-- PROVIDED RECORDS follows --

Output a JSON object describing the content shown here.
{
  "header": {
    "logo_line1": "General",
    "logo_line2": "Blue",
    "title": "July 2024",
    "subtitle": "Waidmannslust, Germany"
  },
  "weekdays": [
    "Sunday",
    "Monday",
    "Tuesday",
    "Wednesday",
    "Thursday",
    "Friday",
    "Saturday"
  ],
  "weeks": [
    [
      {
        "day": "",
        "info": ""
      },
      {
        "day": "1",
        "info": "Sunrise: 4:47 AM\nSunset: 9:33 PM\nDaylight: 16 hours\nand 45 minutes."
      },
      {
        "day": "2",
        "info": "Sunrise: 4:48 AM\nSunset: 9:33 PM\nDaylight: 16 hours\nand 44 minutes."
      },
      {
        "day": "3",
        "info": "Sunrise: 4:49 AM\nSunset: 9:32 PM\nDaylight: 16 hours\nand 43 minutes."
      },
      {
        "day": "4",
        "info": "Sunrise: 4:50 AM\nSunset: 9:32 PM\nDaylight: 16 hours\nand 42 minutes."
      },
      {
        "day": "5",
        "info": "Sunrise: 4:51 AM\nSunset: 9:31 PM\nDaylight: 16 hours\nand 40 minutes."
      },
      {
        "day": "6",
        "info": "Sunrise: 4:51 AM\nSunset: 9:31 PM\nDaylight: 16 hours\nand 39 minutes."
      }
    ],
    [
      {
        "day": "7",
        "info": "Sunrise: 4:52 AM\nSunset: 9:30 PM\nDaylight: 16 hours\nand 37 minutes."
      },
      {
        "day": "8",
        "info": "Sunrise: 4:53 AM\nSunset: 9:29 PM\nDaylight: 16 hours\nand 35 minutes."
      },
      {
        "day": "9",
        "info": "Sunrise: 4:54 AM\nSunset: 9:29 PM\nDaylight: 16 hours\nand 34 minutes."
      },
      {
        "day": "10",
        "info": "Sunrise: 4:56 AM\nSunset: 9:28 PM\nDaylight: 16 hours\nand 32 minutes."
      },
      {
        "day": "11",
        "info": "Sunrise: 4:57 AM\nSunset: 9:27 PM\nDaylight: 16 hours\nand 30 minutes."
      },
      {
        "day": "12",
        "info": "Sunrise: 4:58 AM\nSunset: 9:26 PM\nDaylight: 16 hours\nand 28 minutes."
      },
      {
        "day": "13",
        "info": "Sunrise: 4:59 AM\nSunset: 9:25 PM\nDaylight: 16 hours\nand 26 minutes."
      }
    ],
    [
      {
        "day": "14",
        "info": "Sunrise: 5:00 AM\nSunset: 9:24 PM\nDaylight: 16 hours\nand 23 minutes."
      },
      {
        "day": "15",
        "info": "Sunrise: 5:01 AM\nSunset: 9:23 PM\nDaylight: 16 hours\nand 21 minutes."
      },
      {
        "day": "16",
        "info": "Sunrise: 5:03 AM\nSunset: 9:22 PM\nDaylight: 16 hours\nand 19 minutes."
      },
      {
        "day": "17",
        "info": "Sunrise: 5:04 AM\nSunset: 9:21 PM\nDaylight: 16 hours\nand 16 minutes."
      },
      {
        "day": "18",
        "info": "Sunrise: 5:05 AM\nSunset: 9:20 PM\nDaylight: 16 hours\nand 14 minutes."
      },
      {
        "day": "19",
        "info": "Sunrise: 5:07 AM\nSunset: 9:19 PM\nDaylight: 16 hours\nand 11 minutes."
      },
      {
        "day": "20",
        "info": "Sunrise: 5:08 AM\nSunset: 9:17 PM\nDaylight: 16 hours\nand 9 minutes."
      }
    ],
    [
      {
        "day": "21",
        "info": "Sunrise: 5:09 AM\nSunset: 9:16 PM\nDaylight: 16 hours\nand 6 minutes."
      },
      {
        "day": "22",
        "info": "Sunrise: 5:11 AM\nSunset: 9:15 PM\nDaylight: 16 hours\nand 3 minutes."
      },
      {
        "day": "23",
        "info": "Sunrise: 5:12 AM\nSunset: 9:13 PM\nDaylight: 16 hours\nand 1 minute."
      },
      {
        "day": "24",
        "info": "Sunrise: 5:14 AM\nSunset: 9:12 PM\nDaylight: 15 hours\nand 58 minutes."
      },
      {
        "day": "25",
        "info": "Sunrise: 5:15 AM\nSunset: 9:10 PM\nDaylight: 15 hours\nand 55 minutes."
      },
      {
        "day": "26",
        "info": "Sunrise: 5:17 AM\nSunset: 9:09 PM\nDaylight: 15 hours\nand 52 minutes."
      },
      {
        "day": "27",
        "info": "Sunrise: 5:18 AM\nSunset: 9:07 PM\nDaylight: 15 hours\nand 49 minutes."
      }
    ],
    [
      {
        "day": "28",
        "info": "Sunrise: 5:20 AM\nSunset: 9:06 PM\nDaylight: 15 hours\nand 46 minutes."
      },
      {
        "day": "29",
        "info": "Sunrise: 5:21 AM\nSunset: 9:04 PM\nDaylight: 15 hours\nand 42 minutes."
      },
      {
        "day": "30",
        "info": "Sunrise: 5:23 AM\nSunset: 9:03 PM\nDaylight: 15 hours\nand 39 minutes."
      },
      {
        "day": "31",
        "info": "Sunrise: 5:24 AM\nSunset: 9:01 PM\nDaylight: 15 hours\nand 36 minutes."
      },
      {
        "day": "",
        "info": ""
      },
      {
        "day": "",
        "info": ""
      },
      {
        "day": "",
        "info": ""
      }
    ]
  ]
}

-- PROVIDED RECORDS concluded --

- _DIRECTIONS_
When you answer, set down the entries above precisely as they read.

- _ANSWER SPACE_
Output a JSON object describing the content shown here.
{
  "header": {
    "logo_line1": "General",
    "logo_line2": "Blue",
    "title": "July 2024",
    "subtitle": "Waidmannslust, Germany"
  },
  "weekdays": [
    "Sunday",
    "Monday",
    "Tuesday",
    "Wednesday",
    "Thursday",
    "Friday",
    "Saturday"
  ],
  "weeks": [
    [
      {
        "day": "",
        "info": ""
      },
      {
        "day": "1",
        "info": "Sunrise: 4:47 AM\nSunset: 9:33 PM\nDaylight: 16 hours\nand 45 minutes."
      },
      {
        "day": "2",
        "info": "Sunrise: 4:48 AM\nSunset: 9:33 PM\nDaylight: 16 hours\nand 44 minutes."
      },
      {
        "day": "3",
        "info": "Sunrise: 4:49 AM\nSunset: 9:32 PM\nDaylight: 16 hours\nand 43 minutes."
      },
      {
        "day": "4",
        "info": "Sunrise: 4:50 AM\nSunset: 9:32 PM\nDaylight: 16 hours\nand 42 minutes."
      },
      {
        "day": "5",
        "info": "Sunrise: 4:51 AM\nSunset: 9:31 PM\nDaylight: 16 hours\nand 40 minutes."
      },
      {
        "day": "6",
        "info": "Sunrise: 4:51 AM\nSunset: 9:31 PM\nDaylight: 16 hours\nand 39 minutes."
      }
    ],
    [
      {
        "day": "7",
        "info": "Sunrise: 4:52 AM\nSunset: 9:30 PM\nDaylight: 16 hours\nand 37 minutes."
      },
      {
        "day": "8",
        "info": "Sunrise: 4:53 AM\nSunset: 9:29 PM\nDaylight: 16 hours\nand 35 minutes."
      },
      {
        "day": "9",
        "info": "Sunrise: 4:54 AM\nSunset: 9:29 PM\nDaylight: 16 hours\nand 34 minutes."
      },
      {
        "day": "10",
        "info": "Sunrise: 4:56 AM\nSunset: 9:28 PM\nDaylight: 16 hours\nand 32 minutes."
      },
      {
        "day": "11",
        "info": "Sunrise: 4:57 AM\nSunset: 9:27 PM\nDaylight: 16 hours\nand 30 minutes."
      },
      {
        "day": "12",
        "info": "Sunrise: 4:58 AM\nSunset: 9:26 PM\nDaylight: 16 hours\nand 28 minutes."
      },
      {
        "day": "13",
        "info": "Sunrise: 4:59 AM\nSunset: 9:25 PM\nDaylight: 16 hours\nand 26 minutes."
      }
    ],
    [
      {
        "day": "14",
        "info": "Sunrise: 5:00 AM\nSunset: 9:24 PM\nDaylight: 16 hours\nand 23 minutes."
      },
      {
        "day": "15",
        "info": "Sunrise: 5:01 AM\nSunset: 9:23 PM\nDaylight: 16 hours\nand 21 minutes."
      },
      {
        "day": "16",
        "info": "Sunrise: 5:03 AM\nSunset: 9:22 PM\nDaylight: 16 hours\nand 19 minutes."
      },
      {
        "day": "17",
        "info": "Sunrise: 5:04 AM\nSunset: 9:21 PM\nDaylight: 16 hours\nand 16 minutes."
      },
      {
        "day": "18",
        "info": "Sunrise: 5:05 AM\nSunset: 9:20 PM\nDaylight: 16 hours\nand 14 minutes."
      },
      {
        "day": "19",
        "info": "Sunrise: 5:07 AM\nSunset: 9:19 PM\nDaylight: 16 hours\nand 11 minutes."
      },
      {
        "day": "20",
        "info": "Sunrise: 5:08 AM\nSunset: 9:17 PM\nDaylight: 16 hours\nand 9 minutes."
      }
    ],
    [
      {
        "day": "21",
        "info": "Sunrise: 5:09 AM\nSunset: 9:16 PM\nDaylight: 16 hours\nand 6 minutes."
      },
      {
        "day": "22",
        "info": "Sunrise: 5:11 AM\nSunset: 9:15 PM\nDaylight: 16 hours\nand 3 minutes."
      },
      {
        "day": "23",
        "info": "Sunrise: 5:12 AM\nSunset: 9:13 PM\nDaylight: 16 hours\nand 1 minute."
      },
      {
        "day": "24",
        "info": "Sunrise: 5:14 AM\nSunset: 9:12 PM\nDaylight: 15 hours\nand 58 minutes."
      },
      {
        "day": "25",
        "info": "Sunrise: 5:15 AM\nSunset: 9:10 PM\nDaylight: 15 hours\nand 55 minutes."
      },
      {
        "day": "26",
        "info": "Sunrise: 5:17 AM\nSunset: 9:09 PM\nDaylight: 15 hours\nand 52 minutes."
      },
      {
        "day": "27",
        "info": "Sunrise: 5:18 AM\nSunset: 9:07 PM\nDaylight: 15 hours\nand 49 minutes."
      }
    ],
    [
      {
        "day": "28",
        "info": "Sunrise: 5:20 AM\nSunset: 9:06 PM\nDaylight: 15 hours\nand 46 minutes."
      },
      {
        "day": "29",
        "info": "Sunrise: 5:21 AM\nSunset: 9:04 PM\nDaylight: 15 hours\nand 42 minutes."
      },
      {
        "day": "30",
        "info": "Sunrise: 5:23 AM\nSunset: 9:03 PM\nDaylight: 15 hours\nand 39 minutes."
      },
      {
        "day": "31",
        "info": "Sunrise: 5:24 AM\nSunset: 9:01 PM\nDaylight: 15 hours\nand 36 minutes."
      },
      {
        "day": "",
        "info": ""
      },
      {
        "day": "",
        "info": ""
      },
      {
        "day": "",
        "info": ""
      }
    ]
  ]
}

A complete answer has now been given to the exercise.